Friends Living With An Addict
Join now, it's (Free) and...
- - Get the answers you need to help lead them into recovery
- - Break free from covering up for someone elses mistakes
- - Remove the guilt and get your own life back together
Just enter your addicts first name, your email, and click "Sign Up".
Imagine for a moment your neighbor decided to toss his garbage into your yard.
What would you think?
How long would you put up with it.
One you made it clear the garbage didn’t belong to you or in your yard, what if it continued?
You might find you need to have a boundary you can monitor and maintain with your neighbor. Click to continue…
I’m sure you’ve heard about how if a frog is put into boiling water it’ll jump out. But if the frog is put into cold water and it’s brought up to boiling the frog boils to death. In some ways the ways your alcoholic abuses the marriage is like that frog with the water being brought up to boiling. Click to continue…
What’s the biggest fear in codependency?

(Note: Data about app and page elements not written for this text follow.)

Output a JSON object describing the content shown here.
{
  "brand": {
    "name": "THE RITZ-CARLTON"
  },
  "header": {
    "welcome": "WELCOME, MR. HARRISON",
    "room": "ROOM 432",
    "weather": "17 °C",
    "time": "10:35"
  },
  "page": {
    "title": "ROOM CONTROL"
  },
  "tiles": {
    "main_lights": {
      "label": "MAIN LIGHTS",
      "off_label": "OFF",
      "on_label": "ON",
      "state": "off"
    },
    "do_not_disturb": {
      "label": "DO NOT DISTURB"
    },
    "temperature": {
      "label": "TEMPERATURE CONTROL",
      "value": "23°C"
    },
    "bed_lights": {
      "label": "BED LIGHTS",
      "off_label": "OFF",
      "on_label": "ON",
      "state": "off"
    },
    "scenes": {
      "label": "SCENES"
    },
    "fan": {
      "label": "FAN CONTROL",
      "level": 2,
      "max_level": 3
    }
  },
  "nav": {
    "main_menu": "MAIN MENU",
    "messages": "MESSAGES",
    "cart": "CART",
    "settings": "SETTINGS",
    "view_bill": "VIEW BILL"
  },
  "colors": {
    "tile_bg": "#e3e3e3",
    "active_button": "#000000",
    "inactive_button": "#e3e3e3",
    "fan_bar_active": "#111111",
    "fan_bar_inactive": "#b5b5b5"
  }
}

Is it maybe your alcoholic will drink again? Probably not because you know it’s likely to happen.
Could it be that you’re needed and if your alcoholic quits maybe he or she won’t need you as much.
This one’s hard to admit if unless you really understand what all’s happening in and around your relationship.
I really believe the biggest fear in codependency is that you’ll lose the relationship with your alcoholic.
That fear drives most if not all of the decisions surrounding to stay or leave as well as most other day to day decisions. Click to continue…
A phenomenon occurs when your alcoholic takes on the victim role.
There is a strong urge to respond by efforts to rescue.
The only problem is that usually this is followed by your alcoholic taking on the role of persecutor or worse…
You become viewed as the persecutor.
This is all a dysfunctional triangle.
There is hope. Click to continue…
There’s a little proverb that goes like this.
The person who has one clock knows the time even if it may be wrong. The person who has two clocks never knows the time even if one is correct.
No one likes to be deceived or feel somone has lied to them.
All to often when it comes to your alcoholic there may be an unintentional dishonesty.
It would be easy to label your alcoholic as a chronic liar but when you take into account the illness of alcoholism the discrepencies from the truth become a little more understandable.
Often untruth is offered to keep their supply of alcohol or preserve the opportunities to use, nothing more or less.
In any regard what you need to have in place is a functional way to cope with your alcoholic’s dishonestty. Click to continue…